British car mag Autocar has more technical details on the construction of the 2013 BMW Megacity electric vehicle. As we learned last month, the Megacity reverts back to a body-on-frame construction technique that most automakers have abandoned for everything but larger trucks. This, however, is no ordinary body-on-frame. The "frame" is comprised of aluminum extrusions that can be extended or spread apart to accommodate vehicles of different sizes. This is a similar construction technique to the one developed by Lotus for the Elise (and, of course, the Tesla Roadster).
This "skateboard" architecture is also not entirely novel and was used by General Motors back in 2002 for its AUTOnomy fuel cell concept.
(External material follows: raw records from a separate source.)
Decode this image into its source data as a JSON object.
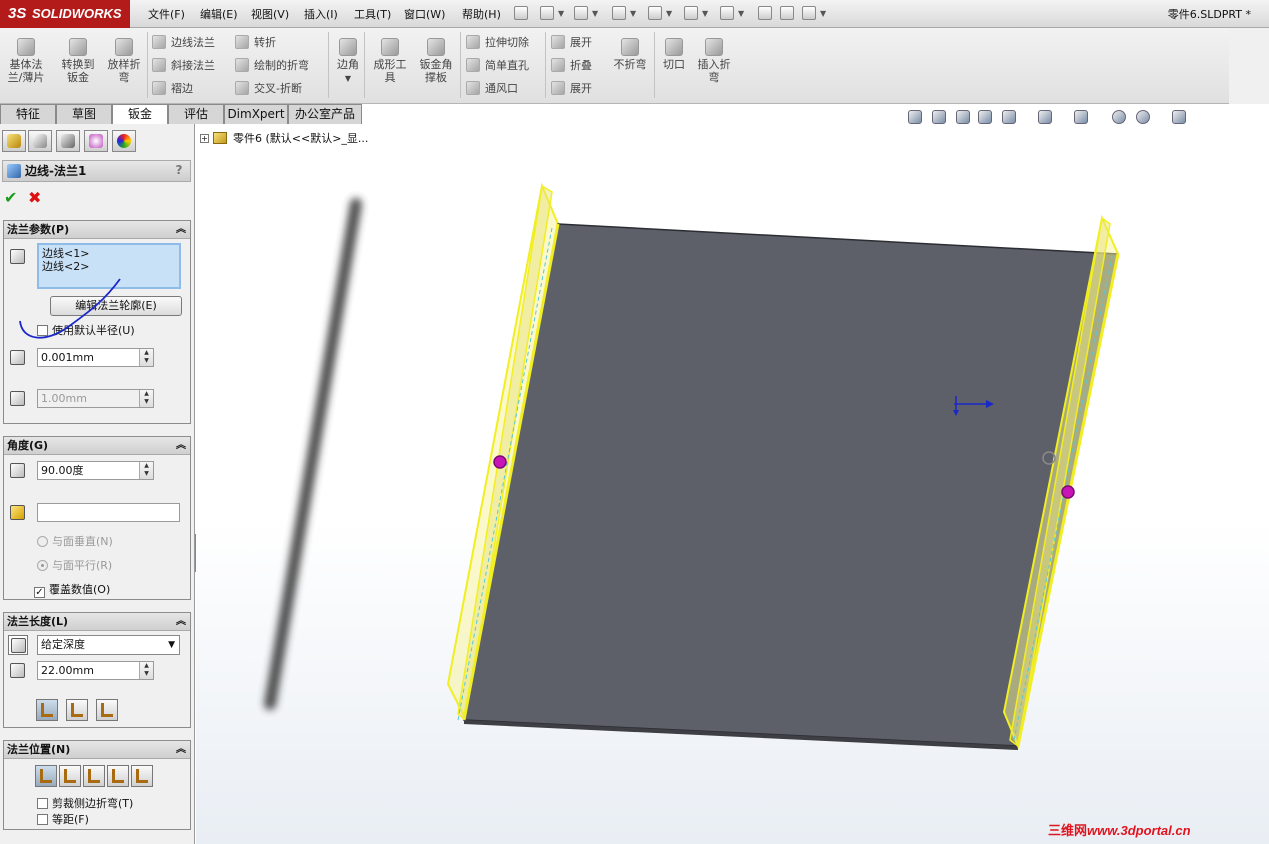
{
  "app": {
    "logo_prefix": "3S",
    "logo_text": "SOLIDWORKS",
    "document_title": "零件6.SLDPRT *"
  },
  "menu": [
    "文件(F)",
    "编辑(E)",
    "视图(V)",
    "插入(I)",
    "工具(T)",
    "窗口(W)",
    "帮助(H)"
  ],
  "ribbon": {
    "big_buttons": [
      {
        "label_1": "基体法",
        "label_2": "兰/薄片",
        "icon": "base-flange-icon"
      },
      {
        "label_1": "转换到",
        "label_2": "钣金",
        "icon": "convert-to-sheet-metal-icon"
      },
      {
        "label_1": "放样折",
        "label_2": "弯",
        "icon": "lofted-bend-icon"
      }
    ],
    "col1": [
      "边线法兰",
      "斜接法兰",
      "褶边"
    ],
    "col2": [
      "转折",
      "绘制的折弯",
      "交叉-折断"
    ],
    "corner": "边角",
    "forming_tool_1": "成形工",
    "forming_tool_2": "具",
    "gusset_1": "钣金角",
    "gusset_2": "撑板",
    "col3": [
      "拉伸切除",
      "简单直孔",
      "通风口"
    ],
    "col4": [
      "展开",
      "折叠",
      "展开"
    ],
    "no_bends": "不折弯",
    "rip": "切口",
    "insert_bends_1": "插入折",
    "insert_bends_2": "弯"
  },
  "tabs": [
    "特征",
    "草图",
    "钣金",
    "评估",
    "DimXpert",
    "办公室产品"
  ],
  "active_tab": "钣金",
  "property_manager": {
    "title": "边线-法兰1",
    "help": "?",
    "groups": {
      "flange_params": {
        "title": "法兰参数(P)",
        "edges": [
          "边线<1>",
          "边线<2>"
        ],
        "edit_profile_button": "编辑法兰轮廓(E)",
        "use_default_radius_label": "使用默认半径(U)",
        "use_default_radius": false,
        "bend_radius": "0.001mm",
        "gap": "1.00mm"
      },
      "angle": {
        "title": "角度(G)",
        "angle_value": "90.00度",
        "reference_face": "",
        "perpendicular_label": "与面垂直(N)",
        "parallel_label": "与面平行(R)",
        "override_label": "覆盖数值(O)",
        "override": true
      },
      "flange_length": {
        "title": "法兰长度(L)",
        "end_condition": "给定深度",
        "length": "22.00mm"
      },
      "flange_position": {
        "title": "法兰位置(N)",
        "trim_side_bends_label": "剪裁侧边折弯(T)",
        "offset_label": "等距(F)"
      }
    }
  },
  "feature_tree": {
    "root_label": "零件6  (默认<<默认>_显..."
  },
  "watermark": {
    "cn": "三维网",
    "url": "www.3dportal.cn"
  }
}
Tesla evidently has similar plans for the platform of the Model S.
While other automakers describe using different "top hats" (body styles) on their unibody platforms, the Megacity has a more literal interpretation of this architecture. The carbon-fiber passenger cell sits on top of the skateboard aluminum chassis. The tremendous strength of the carbon shell will allow BMW to produce a design with completely open sides and no B-pillars. The rear-hinged back doors will be similar to those on the Mini Clubman.
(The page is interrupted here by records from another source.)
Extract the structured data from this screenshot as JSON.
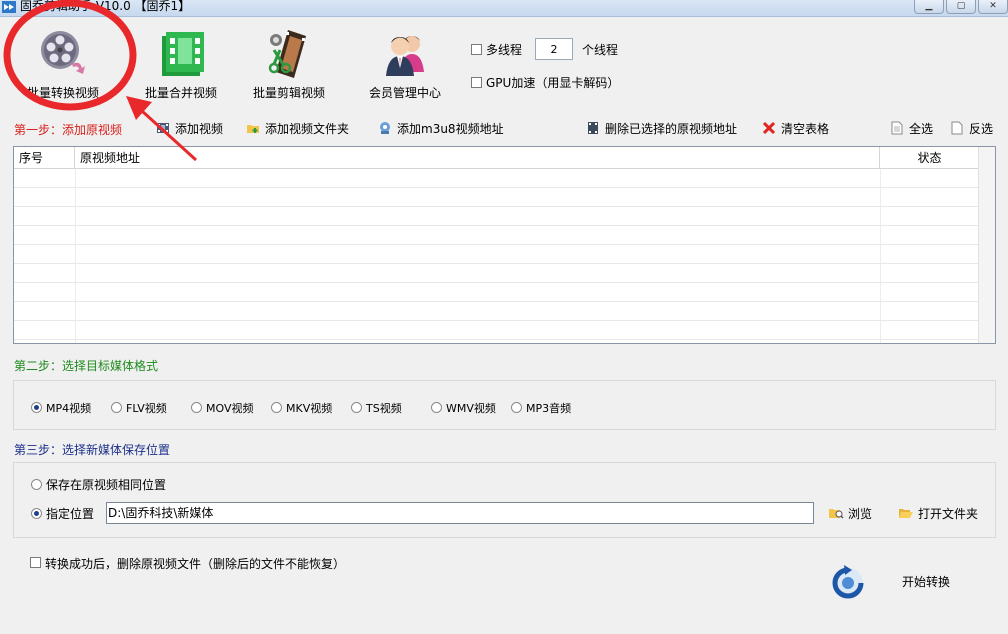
{
  "window": {
    "title": "固乔剪辑助手 V10.0 【固乔1】",
    "min_icon": "minimize-icon",
    "max_icon": "maximize-icon",
    "close_icon": "close-icon"
  },
  "toolbar": {
    "batch_convert": "批量转换视频",
    "batch_merge": "批量合并视频",
    "batch_cut": "批量剪辑视频",
    "member_center": "会员管理中心"
  },
  "options": {
    "multithread_label": "多线程",
    "multithread_checked": false,
    "thread_count": "2",
    "thread_unit": "个线程",
    "gpu_label": "GPU加速（用显卡解码）",
    "gpu_checked": false
  },
  "step1": {
    "label": "第一步：添加原视频",
    "add_video": "添加视频",
    "add_folder": "添加视频文件夹",
    "add_m3u8": "添加m3u8视频地址",
    "delete_selected": "删除已选择的原视频地址",
    "clear_table": "清空表格",
    "select_all": "全选",
    "invert_select": "反选"
  },
  "table": {
    "columns": [
      "序号",
      "原视频地址",
      "状态"
    ],
    "rows": []
  },
  "step2": {
    "label": "第二步：选择目标媒体格式",
    "formats": [
      "MP4视频",
      "FLV视频",
      "MOV视频",
      "MKV视频",
      "TS视频",
      "WMV视频",
      "MP3音频"
    ],
    "selected": "MP4视频"
  },
  "step3": {
    "label": "第三步：选择新媒体保存位置",
    "same_location": "保存在原视频相同位置",
    "custom_location": "指定位置",
    "selected": "指定位置",
    "path": "D:\\固乔科技\\新媒体",
    "browse": "浏览",
    "open_folder": "打开文件夹"
  },
  "footer": {
    "delete_source_label": "转换成功后，删除原视频文件（删除后的文件不能恢复）",
    "delete_source_checked": false,
    "start": "开始转换"
  },
  "colors": {
    "step1": "#d8201c",
    "step2": "#1e8a1e",
    "step3": "#1b2f8a",
    "annotation": "#e8282a"
  }
}
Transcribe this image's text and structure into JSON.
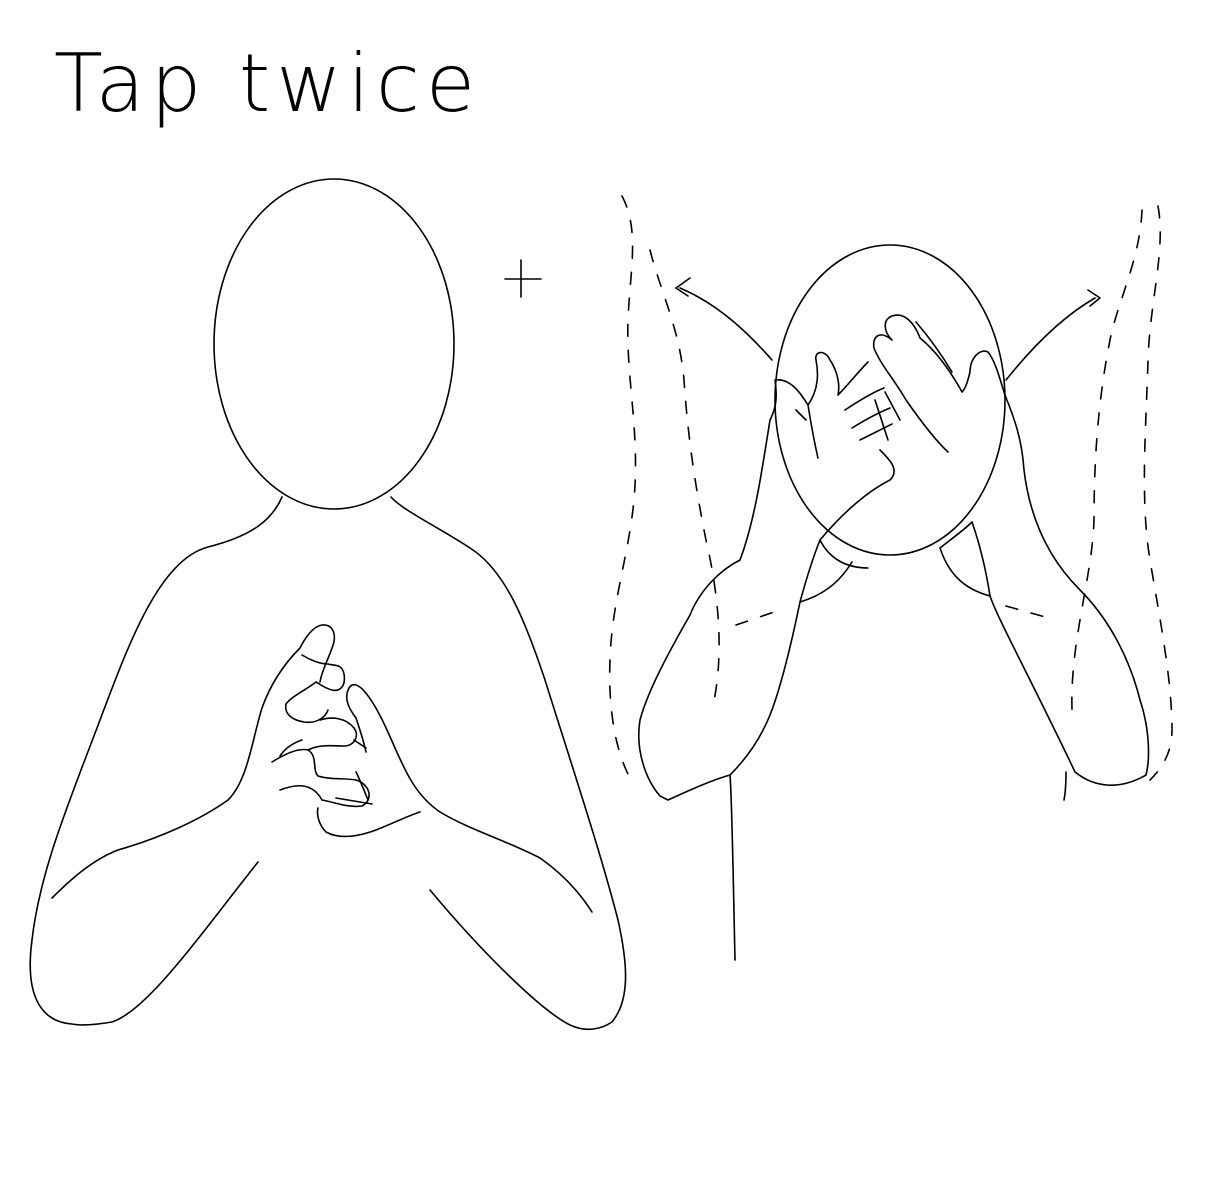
{
  "diagram": {
    "caption": "Tap twice",
    "connector_symbol": "+"
  }
}
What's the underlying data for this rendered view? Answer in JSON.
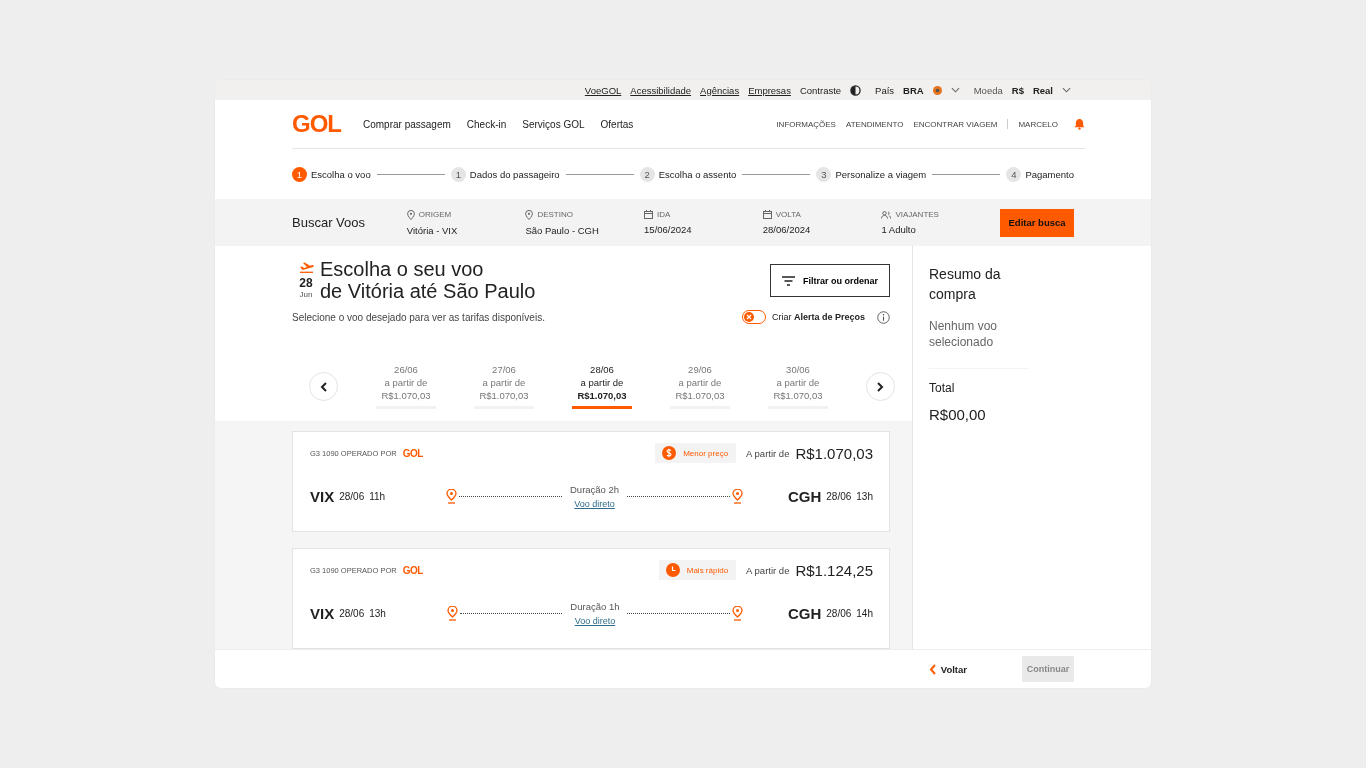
{
  "top_bar": {
    "links": [
      "VoeGOL",
      "Acessibilidade",
      "Agências",
      "Empresas"
    ],
    "contrast_label": "Contraste",
    "country_label": "País",
    "country": "BRA",
    "currency_label": "Moeda",
    "currency_symbol": "R$",
    "currency": "Real"
  },
  "header": {
    "logo": "GOL",
    "nav": [
      "Comprar passagem",
      "Check-in",
      "Serviços GOL",
      "Ofertas"
    ],
    "links": [
      "INFORMAÇÕES",
      "ATENDIMENTO",
      "ENCONTRAR VIAGEM"
    ],
    "user": "MARCELO"
  },
  "steps": [
    {
      "number": "1",
      "label": "Escolha o voo",
      "selected": true
    },
    {
      "number": "1",
      "label": "Dados do passageiro",
      "selected": false
    },
    {
      "number": "2",
      "label": "Escolha o assento",
      "selected": false
    },
    {
      "number": "3",
      "label": "Personalize a viagem",
      "selected": false
    },
    {
      "number": "4",
      "label": "Pagamento",
      "selected": false
    }
  ],
  "search": {
    "title": "Buscar Voos",
    "fields": [
      {
        "kind": "pin",
        "label": "ORIGEM",
        "value": "Vitória - VIX"
      },
      {
        "kind": "pin",
        "label": "DESTINO",
        "value": "São Paulo - CGH"
      },
      {
        "kind": "calendar",
        "label": "IDA",
        "value": "15/06/2024"
      },
      {
        "kind": "calendar",
        "label": "VOLTA",
        "value": "28/06/2024"
      },
      {
        "kind": "people",
        "label": "VIAJANTES",
        "value": "1 Adulto"
      }
    ],
    "button": "Editar busca"
  },
  "heading": {
    "day": "28",
    "month": "Jun",
    "title": "Escolha o seu voo",
    "subtitle": "de Vitória até São Paulo",
    "hint": "Selecione o voo desejado para ver as tarifas disponíveis.",
    "filter_button": "Filtrar ou ordenar",
    "alert": {
      "text": "Criar **Alerta de Preços**",
      "on": false
    }
  },
  "dates": [
    {
      "date": "26/06",
      "label": "a partir de",
      "price": "R$1.070,03",
      "selected": false
    },
    {
      "date": "27/06",
      "label": "a partir de",
      "price": "R$1.070,03",
      "selected": false
    },
    {
      "date": "28/06",
      "label": "a partir de",
      "price": "R$1.070,03",
      "selected": true
    },
    {
      "date": "29/06",
      "label": "a partir de",
      "price": "R$1.070,03",
      "selected": false
    },
    {
      "date": "30/06",
      "label": "a partir de",
      "price": "R$1.070,03",
      "selected": false
    }
  ],
  "flights": [
    {
      "operator": "G3 1090 OPERADO POR",
      "operator_logo": "GOL",
      "badge": {
        "kind": "price",
        "text": "Menor preço"
      },
      "price_label": "A partir de",
      "price": "R$1.070,03",
      "from": "VIX",
      "from_date": "28/06",
      "from_time": "11h",
      "duration": "Duração 2h",
      "direct": "Voo direto",
      "to": "CGH",
      "to_date": "28/06",
      "to_time": "13h"
    },
    {
      "operator": "G3 1090 OPERADO POR",
      "operator_logo": "GOL",
      "badge": {
        "kind": "fast",
        "text": "Mais rápido"
      },
      "price_label": "A partir de",
      "price": "R$1.124,25",
      "from": "VIX",
      "from_date": "28/06",
      "from_time": "13h",
      "duration": "Duração 1h",
      "direct": "Voo direto",
      "to": "CGH",
      "to_date": "28/06",
      "to_time": "14h"
    }
  ],
  "summary": {
    "title": "Resumo da compra",
    "empty": "Nenhum voo selecionado",
    "total_label": "Total",
    "total": "R$00,00"
  },
  "footer": {
    "back": "Voltar",
    "continue": "Continuar",
    "continue_disabled": true
  }
}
Like the chassis, the carbon structure can also be extended. The carbon fiber will likely be covered with some sort of skin, possibly a thin layer of aluminum that gives a better surface finish. While the carbon structure saves a lot of weight, it is a difficult material to repair if damaged. Therefore, BMW will make the structure out of smaller sections that can be replaced if necessary. Following the launch of the battery-electric version, a range-extended model with a smaller battery and a 1.0-liter two-cylinder engine could be added to the lineup.